[EXERCISE INPUTS]
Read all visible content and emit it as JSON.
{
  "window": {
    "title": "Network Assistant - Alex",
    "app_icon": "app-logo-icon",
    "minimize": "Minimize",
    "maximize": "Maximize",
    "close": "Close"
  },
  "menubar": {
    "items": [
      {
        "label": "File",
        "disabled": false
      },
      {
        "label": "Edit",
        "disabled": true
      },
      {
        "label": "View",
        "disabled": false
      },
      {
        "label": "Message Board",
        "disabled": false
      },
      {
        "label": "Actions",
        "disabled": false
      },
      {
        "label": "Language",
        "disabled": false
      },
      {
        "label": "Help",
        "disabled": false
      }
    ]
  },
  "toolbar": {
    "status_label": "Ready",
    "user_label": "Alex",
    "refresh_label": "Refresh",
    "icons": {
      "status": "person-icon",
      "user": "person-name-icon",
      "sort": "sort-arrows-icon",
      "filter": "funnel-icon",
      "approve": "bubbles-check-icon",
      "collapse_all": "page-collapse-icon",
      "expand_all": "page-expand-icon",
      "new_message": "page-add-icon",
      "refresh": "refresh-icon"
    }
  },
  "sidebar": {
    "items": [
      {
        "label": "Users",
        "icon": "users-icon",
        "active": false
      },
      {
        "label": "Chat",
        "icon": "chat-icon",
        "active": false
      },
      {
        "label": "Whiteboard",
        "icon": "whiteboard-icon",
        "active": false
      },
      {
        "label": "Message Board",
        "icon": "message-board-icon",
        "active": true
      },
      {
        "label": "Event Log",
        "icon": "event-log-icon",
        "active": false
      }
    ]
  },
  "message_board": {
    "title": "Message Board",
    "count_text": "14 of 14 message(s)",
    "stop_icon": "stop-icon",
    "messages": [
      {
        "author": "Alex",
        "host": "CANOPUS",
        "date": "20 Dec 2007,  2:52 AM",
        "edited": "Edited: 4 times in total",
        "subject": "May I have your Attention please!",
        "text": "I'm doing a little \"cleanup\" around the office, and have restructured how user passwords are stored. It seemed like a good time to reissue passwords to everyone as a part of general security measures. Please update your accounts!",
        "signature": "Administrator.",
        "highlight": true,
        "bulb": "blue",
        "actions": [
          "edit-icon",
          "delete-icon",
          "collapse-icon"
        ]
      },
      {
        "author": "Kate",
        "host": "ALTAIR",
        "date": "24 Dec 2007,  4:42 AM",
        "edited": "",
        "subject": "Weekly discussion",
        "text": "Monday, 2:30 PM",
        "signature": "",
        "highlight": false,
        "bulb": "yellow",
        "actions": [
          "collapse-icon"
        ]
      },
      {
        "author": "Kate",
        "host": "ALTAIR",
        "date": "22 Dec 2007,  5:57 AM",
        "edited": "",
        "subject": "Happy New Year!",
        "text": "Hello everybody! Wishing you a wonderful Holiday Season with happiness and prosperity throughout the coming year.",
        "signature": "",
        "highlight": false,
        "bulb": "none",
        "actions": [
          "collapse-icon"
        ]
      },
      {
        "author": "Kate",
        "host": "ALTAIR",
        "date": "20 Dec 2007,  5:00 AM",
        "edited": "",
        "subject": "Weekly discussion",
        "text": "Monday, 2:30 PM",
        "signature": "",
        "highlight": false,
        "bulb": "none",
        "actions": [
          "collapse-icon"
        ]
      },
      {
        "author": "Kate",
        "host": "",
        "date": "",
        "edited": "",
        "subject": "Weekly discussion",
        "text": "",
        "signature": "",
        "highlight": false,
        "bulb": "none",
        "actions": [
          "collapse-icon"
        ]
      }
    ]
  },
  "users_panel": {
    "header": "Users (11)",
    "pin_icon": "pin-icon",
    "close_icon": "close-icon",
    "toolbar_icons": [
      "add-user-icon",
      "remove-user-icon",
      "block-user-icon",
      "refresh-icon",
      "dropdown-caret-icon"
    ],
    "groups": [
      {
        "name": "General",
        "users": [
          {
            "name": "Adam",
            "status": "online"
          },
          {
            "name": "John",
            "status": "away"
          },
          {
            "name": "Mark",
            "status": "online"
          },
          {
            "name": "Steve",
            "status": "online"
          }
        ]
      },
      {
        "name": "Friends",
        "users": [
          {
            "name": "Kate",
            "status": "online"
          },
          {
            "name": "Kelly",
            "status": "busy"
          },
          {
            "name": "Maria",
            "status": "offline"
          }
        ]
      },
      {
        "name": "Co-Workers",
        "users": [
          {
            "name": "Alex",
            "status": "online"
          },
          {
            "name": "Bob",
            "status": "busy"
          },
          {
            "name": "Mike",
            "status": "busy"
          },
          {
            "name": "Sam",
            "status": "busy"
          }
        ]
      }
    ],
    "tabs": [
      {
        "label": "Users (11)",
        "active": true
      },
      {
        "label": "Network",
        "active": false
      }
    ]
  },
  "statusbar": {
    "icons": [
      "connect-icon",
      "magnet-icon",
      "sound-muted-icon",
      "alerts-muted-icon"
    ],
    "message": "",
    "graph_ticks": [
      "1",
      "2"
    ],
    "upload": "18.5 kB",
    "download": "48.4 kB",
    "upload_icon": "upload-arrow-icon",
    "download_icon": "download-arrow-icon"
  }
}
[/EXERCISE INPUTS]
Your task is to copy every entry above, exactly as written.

*ANSWER SECTION*:
Read all visible content and emit it as JSON.
{
  "window": {
    "title": "Network Assistant - Alex",
    "app_icon": "app-logo-icon",
    "minimize": "Minimize",
    "maximize": "Maximize",
    "close": "Close"
  },
  "menubar": {
    "items": [
      {
        "label": "File",
        "disabled": false
      },
      {
        "label": "Edit",
        "disabled": true
      },
      {
        "label": "View",
        "disabled": false
      },
      {
        "label": "Message Board",
        "disabled": false
      },
      {
        "label": "Actions",
        "disabled": false
      },
      {
        "label": "Language",
        "disabled": false
      },
      {
        "label": "Help",
        "disabled": false
      }
    ]
  },
  "toolbar": {
    "status_label": "Ready",
    "user_label": "Alex",
    "refresh_label": "Refresh",
    "icons": {
      "status": "person-icon",
      "user": "person-name-icon",
      "sort": "sort-arrows-icon",
      "filter": "funnel-icon",
      "approve": "bubbles-check-icon",
      "collapse_all": "page-collapse-icon",
      "expand_all": "page-expand-icon",
      "new_message": "page-add-icon",
      "refresh": "refresh-icon"
    }
  },
  "sidebar": {
    "items": [
      {
        "label": "Users",
        "icon": "users-icon",
        "active": false
      },
      {
        "label": "Chat",
        "icon": "chat-icon",
        "active": false
      },
      {
        "label": "Whiteboard",
        "icon": "whiteboard-icon",
        "active": false
      },
      {
        "label": "Message Board",
        "icon": "message-board-icon",
        "active": true
      },
      {
        "label": "Event Log",
        "icon": "event-log-icon",
        "active": false
      }
    ]
  },
  "message_board": {
    "title": "Message Board",
    "count_text": "14 of 14 message(s)",
    "stop_icon": "stop-icon",
    "messages": [
      {
        "author": "Alex",
        "host": "CANOPUS",
        "date": "20 Dec 2007,  2:52 AM",
        "edited": "Edited: 4 times in total",
        "subject": "May I have your Attention please!",
        "text": "I'm doing a little \"cleanup\" around the office, and have restructured how user passwords are stored. It seemed like a good time to reissue passwords to everyone as a part of general security measures. Please update your accounts!",
        "signature": "Administrator.",
        "highlight": true,
        "bulb": "blue",
        "actions": [
          "edit-icon",
          "delete-icon",
          "collapse-icon"
        ]
      },
      {
        "author": "Kate",
        "host": "ALTAIR",
        "date": "24 Dec 2007,  4:42 AM",
        "edited": "",
        "subject": "Weekly discussion",
        "text": "Monday, 2:30 PM",
        "signature": "",
        "highlight": false,
        "bulb": "yellow",
        "actions": [
          "collapse-icon"
        ]
      },
      {
        "author": "Kate",
        "host": "ALTAIR",
        "date": "22 Dec 2007,  5:57 AM",
        "edited": "",
        "subject": "Happy New Year!",
        "text": "Hello everybody! Wishing you a wonderful Holiday Season with happiness and prosperity throughout the coming year.",
        "signature": "",
        "highlight": false,
        "bulb": "none",
        "actions": [
          "collapse-icon"
        ]
      },
      {
        "author": "Kate",
        "host": "ALTAIR",
        "date": "20 Dec 2007,  5:00 AM",
        "edited": "",
        "subject": "Weekly discussion",
        "text": "Monday, 2:30 PM",
        "signature": "",
        "highlight": false,
        "bulb": "none",
        "actions": [
          "collapse-icon"
        ]
      },
      {
        "author": "Kate",
        "host": "",
        "date": "",
        "edited": "",
        "subject": "Weekly discussion",
        "text": "",
        "signature": "",
        "highlight": false,
        "bulb": "none",
        "actions": [
          "collapse-icon"
        ]
      }
    ]
  },
  "users_panel": {
    "header": "Users (11)",
    "pin_icon": "pin-icon",
    "close_icon": "close-icon",
    "toolbar_icons": [
      "add-user-icon",
      "remove-user-icon",
      "block-user-icon",
      "refresh-icon",
      "dropdown-caret-icon"
    ],
    "groups": [
      {
        "name": "General",
        "users": [
          {
            "name": "Adam",
            "status": "online"
          },
          {
            "name": "John",
            "status": "away"
          },
          {
            "name": "Mark",
            "status": "online"
          },
          {
            "name": "Steve",
            "status": "online"
          }
        ]
      },
      {
        "name": "Friends",
        "users": [
          {
            "name": "Kate",
            "status": "online"
          },
          {
            "name": "Kelly",
            "status": "busy"
          },
          {
            "name": "Maria",
            "status": "offline"
          }
        ]
      },
      {
        "name": "Co-Workers",
        "users": [
          {
            "name": "Alex",
            "status": "online"
          },
          {
            "name": "Bob",
            "status": "busy"
          },
          {
            "name": "Mike",
            "status": "busy"
          },
          {
            "name": "Sam",
            "status": "busy"
          }
        ]
      }
    ],
    "tabs": [
      {
        "label": "Users (11)",
        "active": true
      },
      {
        "label": "Network",
        "active": false
      }
    ]
  },
  "statusbar": {
    "icons": [
      "connect-icon",
      "magnet-icon",
      "sound-muted-icon",
      "alerts-muted-icon"
    ],
    "message": "",
    "graph_ticks": [
      "1",
      "2"
    ],
    "upload": "18.5 kB",
    "download": "48.4 kB",
    "upload_icon": "upload-arrow-icon",
    "download_icon": "download-arrow-icon"
  }
}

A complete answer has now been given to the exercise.